Excerpts from an interface dataset:
------------------------------------------------------------------------
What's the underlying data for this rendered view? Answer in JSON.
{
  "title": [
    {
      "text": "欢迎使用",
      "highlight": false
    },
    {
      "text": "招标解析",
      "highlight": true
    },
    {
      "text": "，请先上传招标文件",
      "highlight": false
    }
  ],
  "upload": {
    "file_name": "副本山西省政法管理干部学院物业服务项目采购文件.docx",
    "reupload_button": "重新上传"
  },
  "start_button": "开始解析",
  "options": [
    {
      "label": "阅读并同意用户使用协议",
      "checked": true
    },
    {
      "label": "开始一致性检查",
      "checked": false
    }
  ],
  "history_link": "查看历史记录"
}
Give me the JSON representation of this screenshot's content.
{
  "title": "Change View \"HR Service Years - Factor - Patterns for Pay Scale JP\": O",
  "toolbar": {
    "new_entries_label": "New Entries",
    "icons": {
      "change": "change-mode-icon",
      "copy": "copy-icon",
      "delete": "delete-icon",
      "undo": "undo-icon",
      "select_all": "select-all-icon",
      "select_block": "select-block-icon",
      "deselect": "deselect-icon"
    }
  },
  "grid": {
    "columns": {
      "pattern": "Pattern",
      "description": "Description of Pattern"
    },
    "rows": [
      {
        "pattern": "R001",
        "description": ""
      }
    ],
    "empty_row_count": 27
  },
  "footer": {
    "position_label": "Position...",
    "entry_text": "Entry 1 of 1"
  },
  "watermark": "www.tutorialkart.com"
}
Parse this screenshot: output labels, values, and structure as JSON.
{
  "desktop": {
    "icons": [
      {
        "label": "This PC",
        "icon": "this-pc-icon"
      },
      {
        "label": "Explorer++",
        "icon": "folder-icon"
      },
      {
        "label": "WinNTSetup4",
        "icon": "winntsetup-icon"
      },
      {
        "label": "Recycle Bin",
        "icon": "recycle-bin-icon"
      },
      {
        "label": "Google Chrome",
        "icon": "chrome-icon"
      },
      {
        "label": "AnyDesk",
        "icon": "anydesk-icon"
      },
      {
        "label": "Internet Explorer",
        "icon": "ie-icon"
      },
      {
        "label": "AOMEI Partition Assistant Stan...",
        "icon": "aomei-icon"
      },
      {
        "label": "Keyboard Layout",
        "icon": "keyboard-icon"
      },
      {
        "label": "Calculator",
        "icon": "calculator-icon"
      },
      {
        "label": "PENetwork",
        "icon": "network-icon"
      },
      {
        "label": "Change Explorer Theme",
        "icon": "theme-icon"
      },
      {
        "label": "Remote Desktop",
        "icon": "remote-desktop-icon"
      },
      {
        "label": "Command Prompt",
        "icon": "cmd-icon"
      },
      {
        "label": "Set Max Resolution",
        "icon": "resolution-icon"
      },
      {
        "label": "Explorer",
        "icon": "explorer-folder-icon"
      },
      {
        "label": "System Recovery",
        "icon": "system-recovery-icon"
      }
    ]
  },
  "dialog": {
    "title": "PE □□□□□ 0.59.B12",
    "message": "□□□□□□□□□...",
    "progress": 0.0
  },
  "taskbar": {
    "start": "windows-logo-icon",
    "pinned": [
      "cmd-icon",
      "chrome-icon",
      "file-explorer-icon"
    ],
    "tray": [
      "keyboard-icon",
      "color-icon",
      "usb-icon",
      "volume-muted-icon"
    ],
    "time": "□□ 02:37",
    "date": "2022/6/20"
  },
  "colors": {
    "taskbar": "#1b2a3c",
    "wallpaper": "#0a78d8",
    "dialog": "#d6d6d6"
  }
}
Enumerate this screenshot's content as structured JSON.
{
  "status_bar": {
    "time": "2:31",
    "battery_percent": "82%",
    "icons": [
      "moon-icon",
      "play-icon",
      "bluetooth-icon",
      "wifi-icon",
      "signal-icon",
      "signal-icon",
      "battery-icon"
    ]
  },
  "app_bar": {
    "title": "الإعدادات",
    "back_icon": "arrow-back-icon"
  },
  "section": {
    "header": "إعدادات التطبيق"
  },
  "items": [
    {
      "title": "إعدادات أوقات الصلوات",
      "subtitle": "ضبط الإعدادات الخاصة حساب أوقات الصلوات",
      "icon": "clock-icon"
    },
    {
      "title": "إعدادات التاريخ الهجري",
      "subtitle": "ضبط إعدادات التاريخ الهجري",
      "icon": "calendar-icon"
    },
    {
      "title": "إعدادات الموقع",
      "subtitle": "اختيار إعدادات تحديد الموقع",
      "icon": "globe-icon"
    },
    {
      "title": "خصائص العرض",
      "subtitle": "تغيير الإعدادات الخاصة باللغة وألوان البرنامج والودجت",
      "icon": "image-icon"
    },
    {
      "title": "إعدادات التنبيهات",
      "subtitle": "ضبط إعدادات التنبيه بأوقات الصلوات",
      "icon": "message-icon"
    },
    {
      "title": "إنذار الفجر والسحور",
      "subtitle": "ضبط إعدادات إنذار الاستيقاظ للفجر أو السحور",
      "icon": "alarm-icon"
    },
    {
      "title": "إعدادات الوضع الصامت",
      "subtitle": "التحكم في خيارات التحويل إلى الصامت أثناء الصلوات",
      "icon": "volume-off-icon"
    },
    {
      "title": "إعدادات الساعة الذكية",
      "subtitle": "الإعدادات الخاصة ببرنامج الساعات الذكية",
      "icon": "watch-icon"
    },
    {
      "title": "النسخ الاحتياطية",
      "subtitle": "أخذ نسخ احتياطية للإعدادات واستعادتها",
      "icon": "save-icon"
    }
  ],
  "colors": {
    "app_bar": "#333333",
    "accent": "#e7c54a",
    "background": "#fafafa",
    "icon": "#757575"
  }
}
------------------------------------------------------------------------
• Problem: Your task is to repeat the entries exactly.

• Response to this task:
What's the underlying data for this rendered view? Answer in JSON.
{
  "title": [
    {
      "text": "欢迎使用",
      "highlight": false
    },
    {
      "text": "招标解析",
      "highlight": true
    },
    {
      "text": "，请先上传招标文件",
      "highlight": false
    }
  ],
  "upload": {
    "file_name": "副本山西省政法管理干部学院物业服务项目采购文件.docx",
    "reupload_button": "重新上传"
  },
  "start_button": "开始解析",
  "options": [
    {
      "label": "阅读并同意用户使用协议",
      "checked": true
    },
    {
      "label": "开始一致性检查",
      "checked": false
    }
  ],
  "history_link": "查看历史记录"
}
Give me the JSON representation of this screenshot's content.
{
  "title": "Change View \"HR Service Years - Factor - Patterns for Pay Scale JP\": O",
  "toolbar": {
    "new_entries_label": "New Entries",
    "icons": {
      "change": "change-mode-icon",
      "copy": "copy-icon",
      "delete": "delete-icon",
      "undo": "undo-icon",
      "select_all": "select-all-icon",
      "select_block": "select-block-icon",
      "deselect": "deselect-icon"
    }
  },
  "grid": {
    "columns": {
      "pattern": "Pattern",
      "description": "Description of Pattern"
    },
    "rows": [
      {
        "pattern": "R001",
        "description": ""
      }
    ],
    "empty_row_count": 27
  },
  "footer": {
    "position_label": "Position...",
    "entry_text": "Entry 1 of 1"
  },
  "watermark": "www.tutorialkart.com"
}
Parse this screenshot: output labels, values, and structure as JSON.
{
  "desktop": {
    "icons": [
      {
        "label": "This PC",
        "icon": "this-pc-icon"
      },
      {
        "label": "Explorer++",
        "icon": "folder-icon"
      },
      {
        "label": "WinNTSetup4",
        "icon": "winntsetup-icon"
      },
      {
        "label": "Recycle Bin",
        "icon": "recycle-bin-icon"
      },
      {
        "label": "Google Chrome",
        "icon": "chrome-icon"
      },
      {
        "label": "AnyDesk",
        "icon": "anydesk-icon"
      },
      {
        "label": "Internet Explorer",
        "icon": "ie-icon"
      },
      {
        "label": "AOMEI Partition Assistant Stan...",
        "icon": "aomei-icon"
      },
      {
        "label": "Keyboard Layout",
        "icon": "keyboard-icon"
      },
      {
        "label": "Calculator",
        "icon": "calculator-icon"
      },
      {
        "label": "PENetwork",
        "icon": "network-icon"
      },
      {
        "label": "Change Explorer Theme",
        "icon": "theme-icon"
      },
      {
        "label": "Remote Desktop",
        "icon": "remote-desktop-icon"
      },
      {
        "label": "Command Prompt",
        "icon": "cmd-icon"
      },
      {
        "label": "Set Max Resolution",
        "icon": "resolution-icon"
      },
      {
        "label": "Explorer",
        "icon": "explorer-folder-icon"
      },
      {
        "label": "System Recovery",
        "icon": "system-recovery-icon"
      }
    ]
  },
  "dialog": {
    "title": "PE □□□□□ 0.59.B12",
    "message": "□□□□□□□□□...",
    "progress": 0.0
  },
  "taskbar": {
    "start": "windows-logo-icon",
    "pinned": [
      "cmd-icon",
      "chrome-icon",
      "file-explorer-icon"
    ],
    "tray": [
      "keyboard-icon",
      "color-icon",
      "usb-icon",
      "volume-muted-icon"
    ],
    "time": "□□ 02:37",
    "date": "2022/6/20"
  },
  "colors": {
    "taskbar": "#1b2a3c",
    "wallpaper": "#0a78d8",
    "dialog": "#d6d6d6"
  }
}
Enumerate this screenshot's content as structured JSON.
{
  "status_bar": {
    "time": "2:31",
    "battery_percent": "82%",
    "icons": [
      "moon-icon",
      "play-icon",
      "bluetooth-icon",
      "wifi-icon",
      "signal-icon",
      "signal-icon",
      "battery-icon"
    ]
  },
  "app_bar": {
    "title": "الإعدادات",
    "back_icon": "arrow-back-icon"
  },
  "section": {
    "header": "إعدادات التطبيق"
  },
  "items": [
    {
      "title": "إعدادات أوقات الصلوات",
      "subtitle": "ضبط الإعدادات الخاصة حساب أوقات الصلوات",
      "icon": "clock-icon"
    },
    {
      "title": "إعدادات التاريخ الهجري",
      "subtitle": "ضبط إعدادات التاريخ الهجري",
      "icon": "calendar-icon"
    },
    {
      "title": "إعدادات الموقع",
      "subtitle": "اختيار إعدادات تحديد الموقع",
      "icon": "globe-icon"
    },
    {
      "title": "خصائص العرض",
      "subtitle": "تغيير الإعدادات الخاصة باللغة وألوان البرنامج والودجت",
      "icon": "image-icon"
    },
    {
      "title": "إعدادات التنبيهات",
      "subtitle": "ضبط إعدادات التنبيه بأوقات الصلوات",
      "icon": "message-icon"
    },
    {
      "title": "إنذار الفجر والسحور",
      "subtitle": "ضبط إعدادات إنذار الاستيقاظ للفجر أو السحور",
      "icon": "alarm-icon"
    },
    {
      "title": "إعدادات الوضع الصامت",
      "subtitle": "التحكم في خيارات التحويل إلى الصامت أثناء الصلوات",
      "icon": "volume-off-icon"
    },
    {
      "title": "إعدادات الساعة الذكية",
      "subtitle": "الإعدادات الخاصة ببرنامج الساعات الذكية",
      "icon": "watch-icon"
    },
    {
      "title": "النسخ الاحتياطية",
      "subtitle": "أخذ نسخ احتياطية للإعدادات واستعادتها",
      "icon": "save-icon"
    }
  ],
  "colors": {
    "app_bar": "#333333",
    "accent": "#e7c54a",
    "background": "#fafafa",
    "icon": "#757575"
  }
}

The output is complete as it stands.